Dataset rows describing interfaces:
···

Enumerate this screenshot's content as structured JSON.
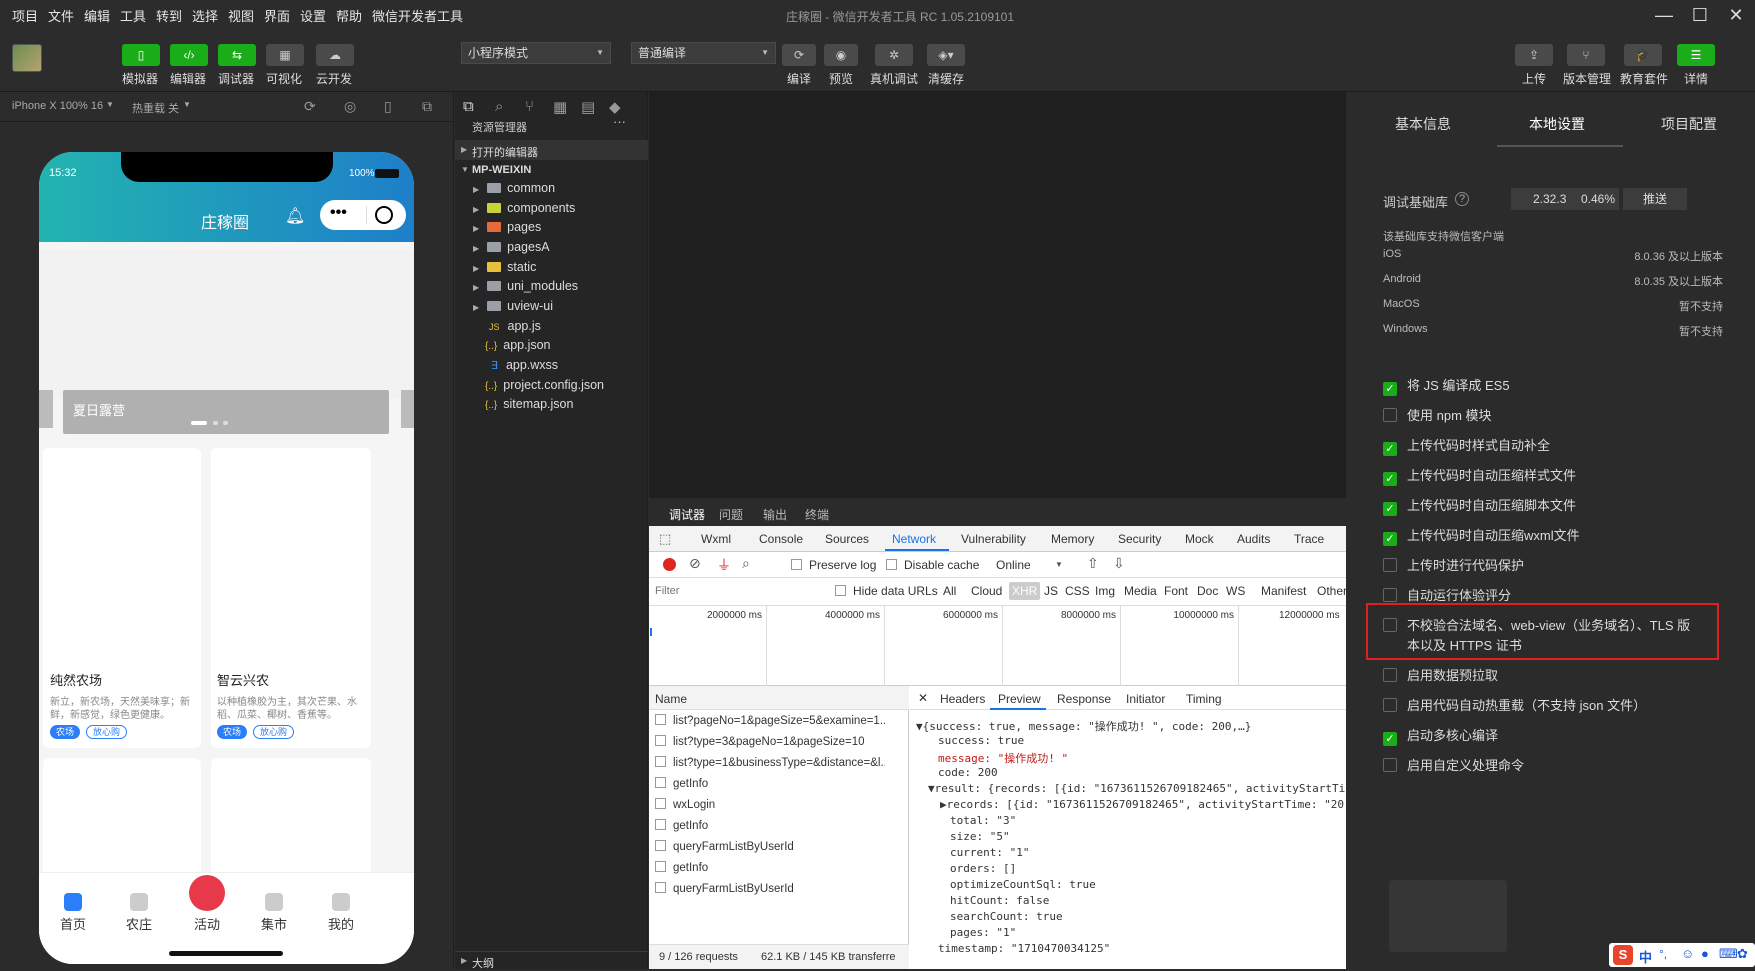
{
  "menubar": {
    "items": [
      "项目",
      "文件",
      "编辑",
      "工具",
      "转到",
      "选择",
      "视图",
      "界面",
      "设置",
      "帮助",
      "微信开发者工具"
    ],
    "title": "庄稼圈 - 微信开发者工具 RC 1.05.2109101"
  },
  "toolbar": {
    "left_buttons": [
      "模拟器",
      "编辑器",
      "调试器",
      "可视化",
      "云开发"
    ],
    "mode_select": "小程序模式",
    "compile_select": "普通编译",
    "center_buttons": [
      "编译",
      "预览",
      "真机调试",
      "清缓存"
    ],
    "right_buttons": [
      "上传",
      "版本管理",
      "教育套件",
      "详情"
    ]
  },
  "simbar": {
    "device": "iPhone X 100% 16",
    "hotreload": "热重载 关"
  },
  "phone": {
    "time": "15:32",
    "battery": "100%",
    "title": "庄稼圈",
    "banner_text": "夏日露营",
    "cards": [
      {
        "title": "纯然农场",
        "desc1": "新立，新农场，天然美味享；新",
        "desc2": "鲜，新感觉，绿色更健康。",
        "tags": [
          "农场",
          "放心购"
        ]
      },
      {
        "title": "智云兴农",
        "desc1": "以种植橡胶为主，其次芒果、水",
        "desc2": "稻、瓜菜、椰树、香蕉等。",
        "tags": [
          "农场",
          "放心购"
        ]
      }
    ],
    "tabs": [
      "首页",
      "农庄",
      "活动",
      "集市",
      "我的"
    ]
  },
  "explorer": {
    "title": "资源管理器",
    "open_editors": "打开的编辑器",
    "root": "MP-WEIXIN",
    "folders": [
      "common",
      "components",
      "pages",
      "pagesA",
      "static",
      "uni_modules",
      "uview-ui"
    ],
    "files": [
      "app.js",
      "app.json",
      "app.wxss",
      "project.config.json",
      "sitemap.json"
    ],
    "outline": "大纲"
  },
  "devtools": {
    "top_tabs": [
      "调试器",
      "问题",
      "输出",
      "终端"
    ],
    "tabs": [
      "Wxml",
      "Console",
      "Sources",
      "Network",
      "Vulnerability",
      "Memory",
      "Security",
      "Mock",
      "Audits",
      "Trace"
    ],
    "preserve_log": "Preserve log",
    "disable_cache": "Disable cache",
    "online": "Online",
    "filter_placeholder": "Filter",
    "hide_data_urls": "Hide data URLs",
    "types": [
      "All",
      "Cloud",
      "XHR",
      "JS",
      "CSS",
      "Img",
      "Media",
      "Font",
      "Doc",
      "WS",
      "Manifest",
      "Other"
    ],
    "timeline": [
      "2000000 ms",
      "4000000 ms",
      "6000000 ms",
      "8000000 ms",
      "10000000 ms",
      "12000000 ms"
    ],
    "name_header": "Name",
    "requests": [
      "list?pageNo=1&pageSize=5&examine=1...",
      "list?type=3&pageNo=1&pageSize=10",
      "list?type=1&businessType=&distance=&l...",
      "getInfo",
      "wxLogin",
      "getInfo",
      "queryFarmListByUserId",
      "getInfo",
      "queryFarmListByUserId"
    ],
    "detail_tabs": [
      "Headers",
      "Preview",
      "Response",
      "Initiator",
      "Timing"
    ],
    "json_lines": [
      "▼{success: true, message: \"操作成功! \", code: 200,…}",
      "success: true",
      "message: \"操作成功! \"",
      "code: 200",
      "▼result: {records: [{id: \"1673611526709182465\", activityStartTi",
      "▶records: [{id: \"1673611526709182465\", activityStartTime: \"20",
      "total: \"3\"",
      "size: \"5\"",
      "current: \"1\"",
      "orders: []",
      "optimizeCountSql: true",
      "hitCount: false",
      "searchCount: true",
      "pages: \"1\"",
      "timestamp: \"1710470034125\""
    ],
    "status_requests": "9 / 126 requests",
    "status_size": "62.1 KB / 145 KB transferre"
  },
  "settings": {
    "tabs": [
      "基本信息",
      "本地设置",
      "项目配置"
    ],
    "lib_label": "调试基础库",
    "lib_version": "2.32.3",
    "lib_percent": "0.46%",
    "push": "推送",
    "support_title": "该基础库支持微信客户端",
    "support": [
      {
        "os": "iOS",
        "ver": "8.0.36 及以上版本"
      },
      {
        "os": "Android",
        "ver": "8.0.35 及以上版本"
      },
      {
        "os": "MacOS",
        "ver": "暂不支持"
      },
      {
        "os": "Windows",
        "ver": "暂不支持"
      }
    ],
    "options": [
      {
        "label": "将 JS 编译成 ES5",
        "checked": true
      },
      {
        "label": "使用 npm 模块",
        "checked": false
      },
      {
        "label": "上传代码时样式自动补全",
        "checked": true
      },
      {
        "label": "上传代码时自动压缩样式文件",
        "checked": true
      },
      {
        "label": "上传代码时自动压缩脚本文件",
        "checked": true
      },
      {
        "label": "上传代码时自动压缩wxml文件",
        "checked": true
      },
      {
        "label": "上传时进行代码保护",
        "checked": false
      },
      {
        "label": "自动运行体验评分",
        "checked": false
      },
      {
        "label": "不校验合法域名、web-view（业务域名）、TLS 版",
        "label2": "本以及 HTTPS 证书",
        "checked": false
      },
      {
        "label": "启用数据预拉取",
        "checked": false
      },
      {
        "label": "启用代码自动热重载（不支持 json 文件）",
        "checked": false
      },
      {
        "label": "启动多核心编译",
        "checked": true
      },
      {
        "label": "启用自定义处理命令",
        "checked": false
      }
    ],
    "highlight_color": "#e02020"
  },
  "ime": {
    "label": "中"
  }
}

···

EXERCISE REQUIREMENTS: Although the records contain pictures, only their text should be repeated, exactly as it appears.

ANSWER BELOW:
Enumerate this screenshot's content as structured JSON.
{
  "menubar": {
    "items": [
      "项目",
      "文件",
      "编辑",
      "工具",
      "转到",
      "选择",
      "视图",
      "界面",
      "设置",
      "帮助",
      "微信开发者工具"
    ],
    "title": "庄稼圈 - 微信开发者工具 RC 1.05.2109101"
  },
  "toolbar": {
    "left_buttons": [
      "模拟器",
      "编辑器",
      "调试器",
      "可视化",
      "云开发"
    ],
    "mode_select": "小程序模式",
    "compile_select": "普通编译",
    "center_buttons": [
      "编译",
      "预览",
      "真机调试",
      "清缓存"
    ],
    "right_buttons": [
      "上传",
      "版本管理",
      "教育套件",
      "详情"
    ]
  },
  "simbar": {
    "device": "iPhone X 100% 16",
    "hotreload": "热重载 关"
  },
  "phone": {
    "time": "15:32",
    "battery": "100%",
    "title": "庄稼圈",
    "banner_text": "夏日露营",
    "cards": [
      {
        "title": "纯然农场",
        "desc1": "新立，新农场，天然美味享；新",
        "desc2": "鲜，新感觉，绿色更健康。",
        "tags": [
          "农场",
          "放心购"
        ]
      },
      {
        "title": "智云兴农",
        "desc1": "以种植橡胶为主，其次芒果、水",
        "desc2": "稻、瓜菜、椰树、香蕉等。",
        "tags": [
          "农场",
          "放心购"
        ]
      }
    ],
    "tabs": [
      "首页",
      "农庄",
      "活动",
      "集市",
      "我的"
    ]
  },
  "explorer": {
    "title": "资源管理器",
    "open_editors": "打开的编辑器",
    "root": "MP-WEIXIN",
    "folders": [
      "common",
      "components",
      "pages",
      "pagesA",
      "static",
      "uni_modules",
      "uview-ui"
    ],
    "files": [
      "app.js",
      "app.json",
      "app.wxss",
      "project.config.json",
      "sitemap.json"
    ],
    "outline": "大纲"
  },
  "devtools": {
    "top_tabs": [
      "调试器",
      "问题",
      "输出",
      "终端"
    ],
    "tabs": [
      "Wxml",
      "Console",
      "Sources",
      "Network",
      "Vulnerability",
      "Memory",
      "Security",
      "Mock",
      "Audits",
      "Trace"
    ],
    "preserve_log": "Preserve log",
    "disable_cache": "Disable cache",
    "online": "Online",
    "filter_placeholder": "Filter",
    "hide_data_urls": "Hide data URLs",
    "types": [
      "All",
      "Cloud",
      "XHR",
      "JS",
      "CSS",
      "Img",
      "Media",
      "Font",
      "Doc",
      "WS",
      "Manifest",
      "Other"
    ],
    "timeline": [
      "2000000 ms",
      "4000000 ms",
      "6000000 ms",
      "8000000 ms",
      "10000000 ms",
      "12000000 ms"
    ],
    "name_header": "Name",
    "requests": [
      "list?pageNo=1&pageSize=5&examine=1...",
      "list?type=3&pageNo=1&pageSize=10",
      "list?type=1&businessType=&distance=&l...",
      "getInfo",
      "wxLogin",
      "getInfo",
      "queryFarmListByUserId",
      "getInfo",
      "queryFarmListByUserId"
    ],
    "detail_tabs": [
      "Headers",
      "Preview",
      "Response",
      "Initiator",
      "Timing"
    ],
    "json_lines": [
      "▼{success: true, message: \"操作成功! \", code: 200,…}",
      "success: true",
      "message: \"操作成功! \"",
      "code: 200",
      "▼result: {records: [{id: \"1673611526709182465\", activityStartTi",
      "▶records: [{id: \"1673611526709182465\", activityStartTime: \"20",
      "total: \"3\"",
      "size: \"5\"",
      "current: \"1\"",
      "orders: []",
      "optimizeCountSql: true",
      "hitCount: false",
      "searchCount: true",
      "pages: \"1\"",
      "timestamp: \"1710470034125\""
    ],
    "status_requests": "9 / 126 requests",
    "status_size": "62.1 KB / 145 KB transferre"
  },
  "settings": {
    "tabs": [
      "基本信息",
      "本地设置",
      "项目配置"
    ],
    "lib_label": "调试基础库",
    "lib_version": "2.32.3",
    "lib_percent": "0.46%",
    "push": "推送",
    "support_title": "该基础库支持微信客户端",
    "support": [
      {
        "os": "iOS",
        "ver": "8.0.36 及以上版本"
      },
      {
        "os": "Android",
        "ver": "8.0.35 及以上版本"
      },
      {
        "os": "MacOS",
        "ver": "暂不支持"
      },
      {
        "os": "Windows",
        "ver": "暂不支持"
      }
    ],
    "options": [
      {
        "label": "将 JS 编译成 ES5",
        "checked": true
      },
      {
        "label": "使用 npm 模块",
        "checked": false
      },
      {
        "label": "上传代码时样式自动补全",
        "checked": true
      },
      {
        "label": "上传代码时自动压缩样式文件",
        "checked": true
      },
      {
        "label": "上传代码时自动压缩脚本文件",
        "checked": true
      },
      {
        "label": "上传代码时自动压缩wxml文件",
        "checked": true
      },
      {
        "label": "上传时进行代码保护",
        "checked": false
      },
      {
        "label": "自动运行体验评分",
        "checked": false
      },
      {
        "label": "不校验合法域名、web-view（业务域名）、TLS 版",
        "label2": "本以及 HTTPS 证书",
        "checked": false
      },
      {
        "label": "启用数据预拉取",
        "checked": false
      },
      {
        "label": "启用代码自动热重载（不支持 json 文件）",
        "checked": false
      },
      {
        "label": "启动多核心编译",
        "checked": true
      },
      {
        "label": "启用自定义处理命令",
        "checked": false
      }
    ],
    "highlight_color": "#e02020"
  },
  "ime": {
    "label": "中"
  }
}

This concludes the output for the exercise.